- Add more water until the quinces are generously covered, but not so that the dish is filled right to the brim - it may boil over if you aren't careful, making a huge mess.
- Split the vanilla bean in half and add it to the quinces.
- Bring to the boil on the stovetop, then carefully transfer to the oven, where you can cook the lovelies for at least 3 or so hours at a low to medium heat. Check them every once in a while and maybe baste the top slices or gently turn the pieces (as they cook they get quite soft). Take them out when their colour pleases you. They miraculously change from cream to palest pink to rosy red then onto crimson - I like mine a deep crimson. One day I forgot about a batch I had in the oven and when I took them out they were almost black, but they still tasted great.
- Poached quinces will keep in the fridge for ages, and are extremely versatile for those many moments when you want both sweetness and tartness - porridge with brown sugar, icecream, pannacotta, in cakes and tarts etc etc.
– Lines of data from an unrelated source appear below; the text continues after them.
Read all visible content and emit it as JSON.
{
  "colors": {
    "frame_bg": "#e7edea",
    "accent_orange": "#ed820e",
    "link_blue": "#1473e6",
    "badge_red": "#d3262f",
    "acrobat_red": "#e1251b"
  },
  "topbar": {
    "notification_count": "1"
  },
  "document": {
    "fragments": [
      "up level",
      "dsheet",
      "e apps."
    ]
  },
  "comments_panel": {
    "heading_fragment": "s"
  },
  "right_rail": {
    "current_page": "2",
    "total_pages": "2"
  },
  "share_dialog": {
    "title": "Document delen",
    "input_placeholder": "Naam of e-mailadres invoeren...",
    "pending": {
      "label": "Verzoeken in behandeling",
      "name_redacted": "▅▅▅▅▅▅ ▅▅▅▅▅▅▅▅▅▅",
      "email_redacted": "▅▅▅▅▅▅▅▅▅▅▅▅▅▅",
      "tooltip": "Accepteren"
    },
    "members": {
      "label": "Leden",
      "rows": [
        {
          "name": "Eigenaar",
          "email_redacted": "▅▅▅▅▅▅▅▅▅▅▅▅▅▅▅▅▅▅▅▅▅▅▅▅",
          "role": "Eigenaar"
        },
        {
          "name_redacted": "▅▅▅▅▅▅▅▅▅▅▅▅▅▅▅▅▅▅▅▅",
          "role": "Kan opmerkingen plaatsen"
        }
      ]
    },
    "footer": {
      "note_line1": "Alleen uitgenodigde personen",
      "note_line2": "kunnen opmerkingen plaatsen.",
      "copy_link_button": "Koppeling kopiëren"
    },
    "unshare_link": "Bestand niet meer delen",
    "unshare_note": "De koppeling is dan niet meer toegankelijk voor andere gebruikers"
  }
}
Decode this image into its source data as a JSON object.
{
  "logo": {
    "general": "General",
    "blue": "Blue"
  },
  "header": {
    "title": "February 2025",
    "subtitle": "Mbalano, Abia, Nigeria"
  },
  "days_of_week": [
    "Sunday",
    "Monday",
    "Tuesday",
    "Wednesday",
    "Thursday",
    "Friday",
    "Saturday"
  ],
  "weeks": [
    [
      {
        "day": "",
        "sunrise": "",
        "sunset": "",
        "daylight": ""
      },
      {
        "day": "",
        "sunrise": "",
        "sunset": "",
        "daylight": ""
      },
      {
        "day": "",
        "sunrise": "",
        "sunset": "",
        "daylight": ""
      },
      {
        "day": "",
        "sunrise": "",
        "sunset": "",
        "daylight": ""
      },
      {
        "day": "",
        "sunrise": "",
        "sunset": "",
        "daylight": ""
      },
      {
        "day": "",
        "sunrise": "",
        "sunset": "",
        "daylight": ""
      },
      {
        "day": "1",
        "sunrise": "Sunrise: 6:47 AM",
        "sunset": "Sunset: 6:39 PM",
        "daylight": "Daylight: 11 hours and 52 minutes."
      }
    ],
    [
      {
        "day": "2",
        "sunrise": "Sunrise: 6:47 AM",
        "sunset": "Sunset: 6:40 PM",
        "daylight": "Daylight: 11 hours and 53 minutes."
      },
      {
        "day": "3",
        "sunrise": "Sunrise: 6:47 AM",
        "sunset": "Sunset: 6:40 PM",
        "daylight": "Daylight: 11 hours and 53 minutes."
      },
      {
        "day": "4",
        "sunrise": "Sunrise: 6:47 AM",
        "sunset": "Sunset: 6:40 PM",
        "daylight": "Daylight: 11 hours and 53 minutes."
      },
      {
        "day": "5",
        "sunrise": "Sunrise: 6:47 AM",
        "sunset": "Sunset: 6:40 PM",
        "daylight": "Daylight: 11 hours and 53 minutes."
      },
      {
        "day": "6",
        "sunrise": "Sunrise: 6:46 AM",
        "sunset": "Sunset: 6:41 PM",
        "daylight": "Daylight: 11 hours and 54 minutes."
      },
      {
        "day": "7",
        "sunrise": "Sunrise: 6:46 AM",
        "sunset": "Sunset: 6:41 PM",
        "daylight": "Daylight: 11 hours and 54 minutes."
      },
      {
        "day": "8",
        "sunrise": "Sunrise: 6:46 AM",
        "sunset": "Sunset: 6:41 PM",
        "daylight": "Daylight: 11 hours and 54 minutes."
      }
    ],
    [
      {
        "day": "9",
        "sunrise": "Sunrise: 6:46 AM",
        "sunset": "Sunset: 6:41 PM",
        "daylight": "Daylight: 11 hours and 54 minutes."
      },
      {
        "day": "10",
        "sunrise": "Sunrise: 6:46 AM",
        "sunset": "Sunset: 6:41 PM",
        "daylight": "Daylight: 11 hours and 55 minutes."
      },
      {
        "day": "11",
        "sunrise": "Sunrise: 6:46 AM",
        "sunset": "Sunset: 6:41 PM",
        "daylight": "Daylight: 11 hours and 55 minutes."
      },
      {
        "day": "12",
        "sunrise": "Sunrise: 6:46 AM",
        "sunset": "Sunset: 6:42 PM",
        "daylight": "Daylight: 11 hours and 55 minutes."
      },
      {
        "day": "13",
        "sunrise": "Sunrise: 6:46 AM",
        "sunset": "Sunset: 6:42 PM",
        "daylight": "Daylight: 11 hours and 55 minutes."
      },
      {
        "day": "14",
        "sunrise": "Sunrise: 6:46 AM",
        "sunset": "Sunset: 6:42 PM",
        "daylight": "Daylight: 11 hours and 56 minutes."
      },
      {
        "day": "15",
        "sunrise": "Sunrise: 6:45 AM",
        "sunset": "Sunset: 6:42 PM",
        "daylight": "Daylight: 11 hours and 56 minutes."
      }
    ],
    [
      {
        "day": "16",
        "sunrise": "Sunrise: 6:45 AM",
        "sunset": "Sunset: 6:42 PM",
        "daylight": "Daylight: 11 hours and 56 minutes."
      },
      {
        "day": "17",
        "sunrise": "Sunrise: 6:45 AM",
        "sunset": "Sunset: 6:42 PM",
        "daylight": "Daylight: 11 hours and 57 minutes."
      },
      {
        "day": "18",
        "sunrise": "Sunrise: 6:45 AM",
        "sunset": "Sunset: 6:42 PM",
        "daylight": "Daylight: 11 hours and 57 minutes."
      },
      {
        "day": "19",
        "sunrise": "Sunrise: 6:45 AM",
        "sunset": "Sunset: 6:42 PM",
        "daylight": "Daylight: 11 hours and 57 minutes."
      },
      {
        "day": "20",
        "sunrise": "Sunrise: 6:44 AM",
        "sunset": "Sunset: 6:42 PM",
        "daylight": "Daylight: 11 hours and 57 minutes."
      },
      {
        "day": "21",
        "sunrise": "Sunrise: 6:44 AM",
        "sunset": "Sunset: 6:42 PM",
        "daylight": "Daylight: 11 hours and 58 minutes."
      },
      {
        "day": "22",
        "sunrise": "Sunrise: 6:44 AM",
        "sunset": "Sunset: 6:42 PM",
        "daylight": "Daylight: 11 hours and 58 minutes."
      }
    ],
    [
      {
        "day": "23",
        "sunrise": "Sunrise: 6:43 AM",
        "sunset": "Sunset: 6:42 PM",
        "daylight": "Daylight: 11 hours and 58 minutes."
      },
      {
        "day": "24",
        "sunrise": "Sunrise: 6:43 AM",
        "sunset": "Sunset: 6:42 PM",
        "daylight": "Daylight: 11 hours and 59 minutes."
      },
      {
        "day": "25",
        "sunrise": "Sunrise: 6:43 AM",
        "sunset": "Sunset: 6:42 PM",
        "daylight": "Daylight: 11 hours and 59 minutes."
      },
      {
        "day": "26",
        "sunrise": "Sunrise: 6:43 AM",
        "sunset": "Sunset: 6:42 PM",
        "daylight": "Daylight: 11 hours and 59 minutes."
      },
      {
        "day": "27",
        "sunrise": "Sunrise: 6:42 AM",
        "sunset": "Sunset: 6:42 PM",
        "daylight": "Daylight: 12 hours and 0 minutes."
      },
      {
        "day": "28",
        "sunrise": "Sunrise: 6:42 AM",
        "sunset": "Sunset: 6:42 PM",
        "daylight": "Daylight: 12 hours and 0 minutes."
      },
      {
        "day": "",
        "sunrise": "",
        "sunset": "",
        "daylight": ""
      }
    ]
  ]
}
Quince and almond cake (with thanks to Anneka Manning's Good Food)
100g softened unsalted butter
1/2 cup castor sugar
1/3 cup plain flour
1 tsp baking powder
1 cup almond meal
1 cup poached quinces, plus more slices for the top of the cake
few tablespoons of liquid from the poached quinces, or apricot jam, for glazing
- Heat oven to 170°C. Line a springform baking tin - Anneka suggests 20cm, but I like to use an 18cm tin, just because I like the look of small, high cakes.
- Cream butter and sugar together until pale and creamy. Beat in eggs one at a time.
- Sift together the flour and baking powder, and stir in the almond meal. Use a large metal spoon to fold dry ingredients into butter mixture.
- Slice the cup of quinces into thinnish slices (about 3 or 4 mm thick) and then fold into cake mixture.
- Pour batter into prepared tin and smooth the surface a little. Slice remaining quinces to an equal thickness and arrange (patterned or as you please) on the top of the batter.
- Bake for 40 minutes or until it can be cleanly skewered. Let cool for a few minutes before removing the outside of the tin.
- Warm the quince liquid or jam in a small saucepan and brush lovingly over the top of the cake to glaze. The liquid will mostly soak in but will still give a wonderful warm glow to the cake.
This cake is made to be eaten warm, with cream, for afternoon tea, or for after dinner, or actually for anytime at all. It rarely lasts longer than a day in our house as it is one of the few cakes that we all love. In fact, I shall be making another one tomorrow, the last one was so good!